In December 2018, U.S. Congress submitted a letter signed by 61 Congressional Members to the Office of Management and Budget to lobby for increased funding to support harmful algal bloom (HAB) research in 2020.

HAB events are widespread and their effects are diverse. Coordinated studies released in 2017 by the Environmental Protection Agency, U.S. Geological Survey, and National Oceanic and Atmospheric Administration showed that 39% of all lakes nationwide contained toxic algae, and cyanobacteria-produced toxins were present in 78% of those lakes at some point during the year. Additionally, 40% more HAB events were reported in 2018 than in 2017. 

The letter details HAB events in recent history and specifies their detrimental effects on tourism, drinking water, human health, food supplies of indigenous peoples, and the aquaculture industry in communities around the nation. The examples include the Microcystis outbreak on Lake Okeechobee and its associated waterways with reported microcystin toxins 50 times higher than the safe-for-human-contact levels, and amnesic shellfish poisoning associated with HABs stretching from California to Alaska, and Rhode Island to Maine that suspended shellfish harvesting. 

Congressional letter supporting budget for harmful algae research in 2020

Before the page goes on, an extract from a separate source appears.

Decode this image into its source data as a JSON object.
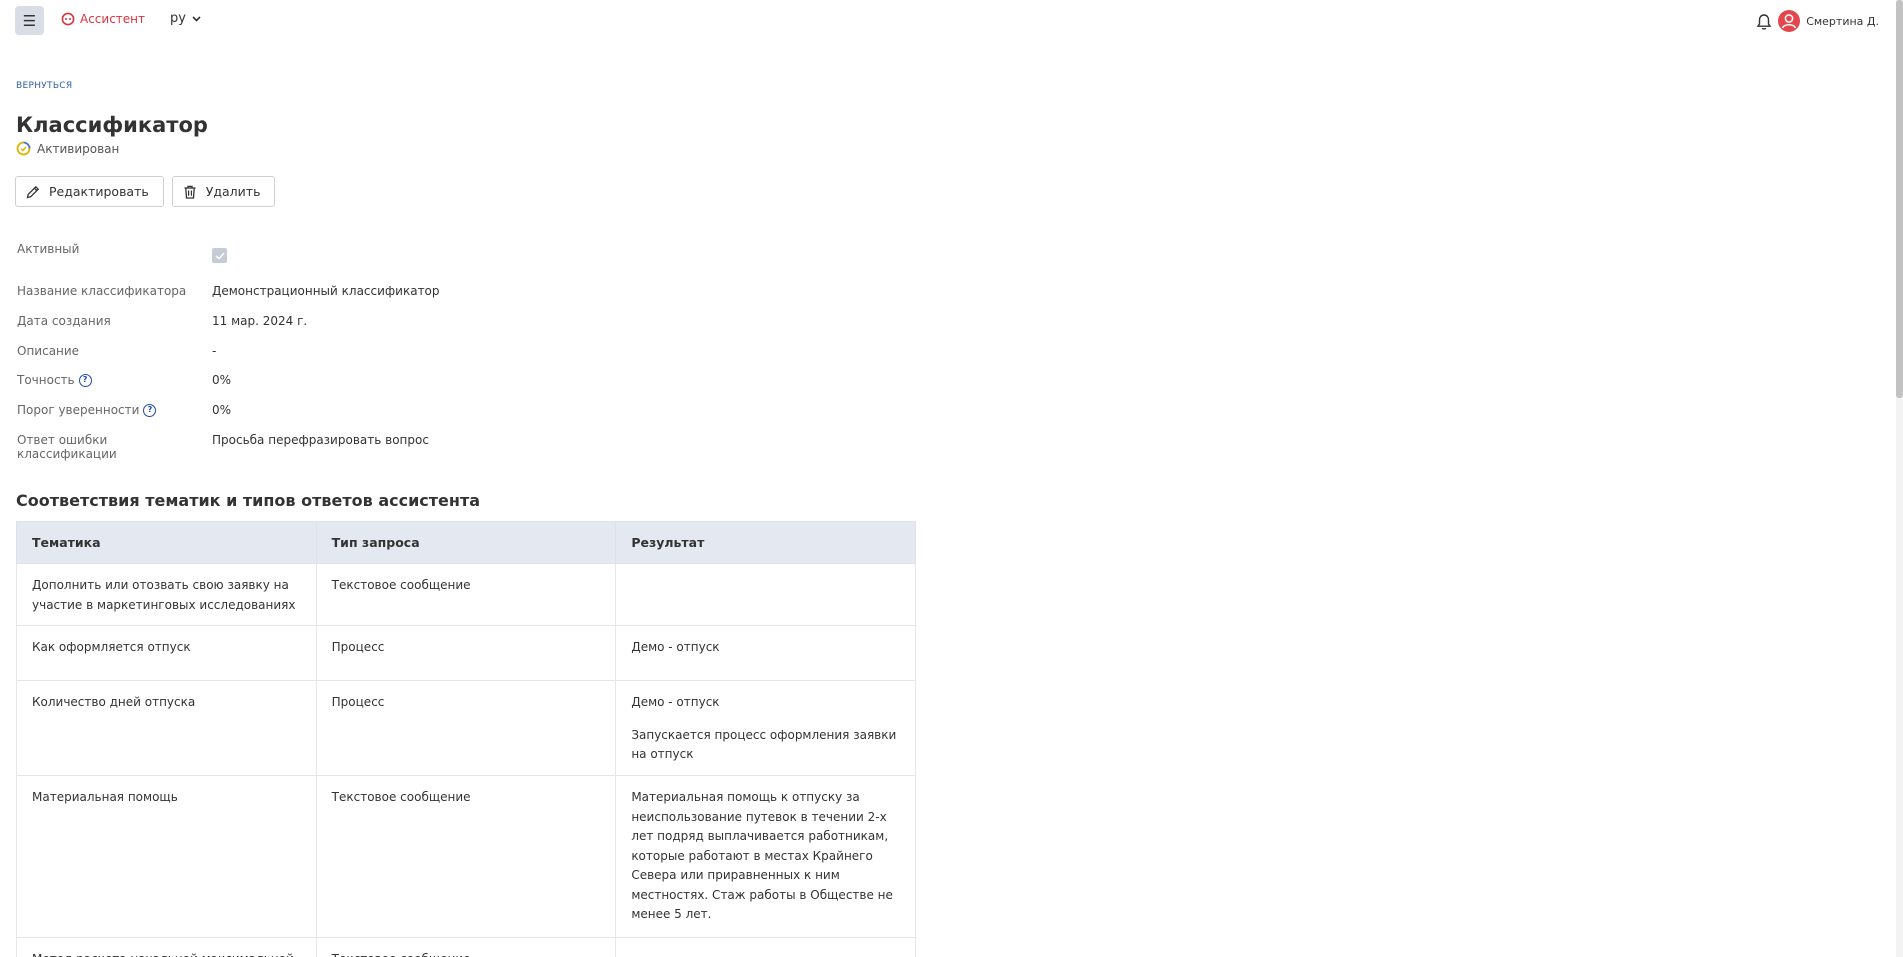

An excerpt of  letter submitted by Congress to the Office of Management and Budget in December 2018 lobbying for increased budget allocations in 2020 to support HAB research. 

While scientists are gaining confidence in understanding how, when, and why HABs occur, significant advances are needed to mitigate the impacts of HABs on their surrounding communities. Specifically, Congress lobbied that the funding would go towards the most pertinent issues, as follow: 

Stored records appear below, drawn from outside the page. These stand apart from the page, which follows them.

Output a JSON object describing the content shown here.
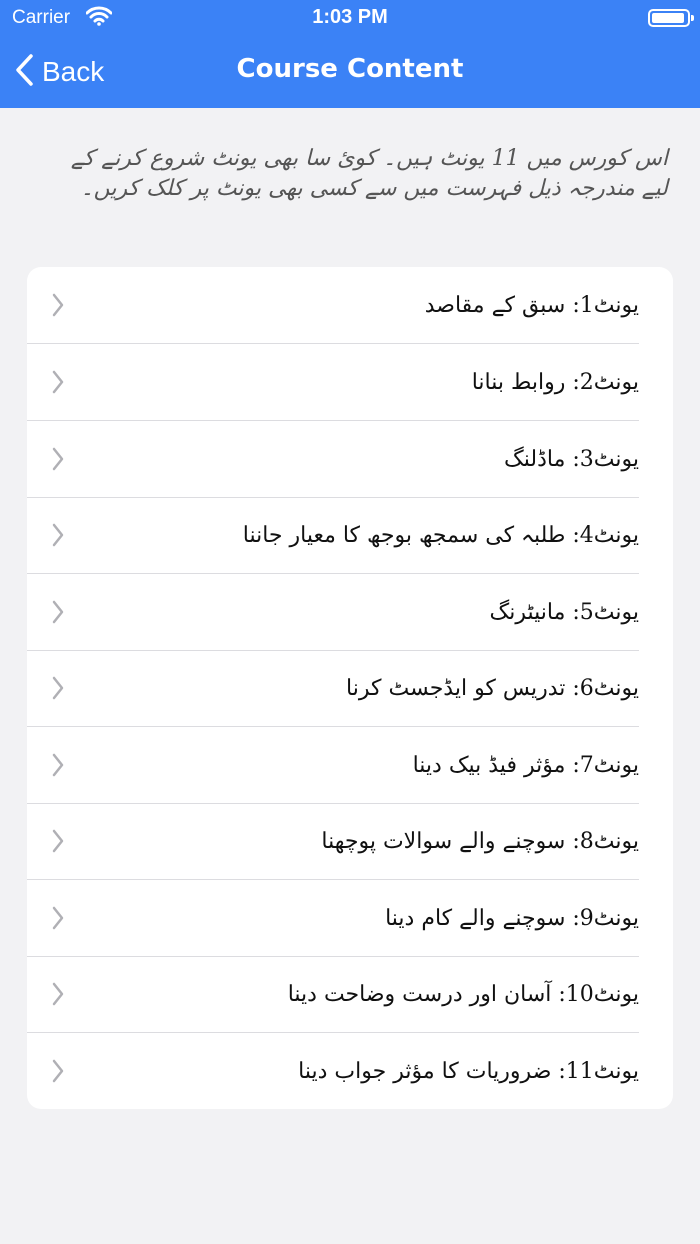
{
  "status_bar": {
    "carrier": "Carrier",
    "time": "1:03 PM"
  },
  "nav": {
    "back_label": "Back",
    "title": "Course Content"
  },
  "intro_text": "اس کورس میں 11 یونٹ ہیں۔ کوئ سا بھی یونٹ شروع کرنے کے لیے مندرجہ ذیل فہرست میں سے کسی بھی یونٹ پر کلک کریں۔",
  "units": [
    {
      "label": "یونٹ1: سبق کے مقاصد"
    },
    {
      "label": "یونٹ2: روابط بنانا"
    },
    {
      "label": "یونٹ3: ماڈلنگ"
    },
    {
      "label": "یونٹ4: طلبہ کی سمجھ بوجھ کا معیار جاننا"
    },
    {
      "label": "یونٹ5: مانیٹرنگ"
    },
    {
      "label": "یونٹ6: تدریس کو ایڈجسٹ کرنا"
    },
    {
      "label": "یونٹ7: مؤثر فیڈ بیک دینا"
    },
    {
      "label": "یونٹ8: سوچنے والے سوالات پوچھنا"
    },
    {
      "label": "یونٹ9: سوچنے والے کام دینا"
    },
    {
      "label": "یونٹ10: آسان اور درست وضاحت دینا"
    },
    {
      "label": "یونٹ11: ضروریات کا مؤثر جواب دینا"
    }
  ],
  "colors": {
    "accent": "#3b82f6",
    "background": "#f2f2f4"
  },
  "icons": {
    "back": "chevron-left-icon",
    "row": "chevron-right-icon",
    "wifi": "wifi-icon",
    "battery": "battery-icon"
  }
}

  • "furthering our understanding of the socioeconomic impacts of HABs on our coastal communities;
  • developing and improving early warning, forecasting, and detection tools;
  • enhancing our understanding of how changes in climate may affect HABs as well as new and emerging organisms and toxins of concern;
  • expanding our understanding of the various drivers of HABs in different regions of the country and the mechanisms underlying those events;
  • and improving awareness of how HABs interact with other environmental stressors like hypoxia."

Take a look at the letter. Is your state represented in the signees? If not, contact your congress person and educate them on the importance of HAB research and the detrimental effects of HABs in your community. 

If you're unfamiliar with how the FlowCam can be used in HAB research, download the Top Studies on Cyanobacteria Reseach to learn how the FlowCam has been used in six influential cyanobacteria studies. 

Top Studies on Cyanobacteria Research


Topics: Marine Research, Freshwater Research, Harmful Algal Blooms, Aquatic Research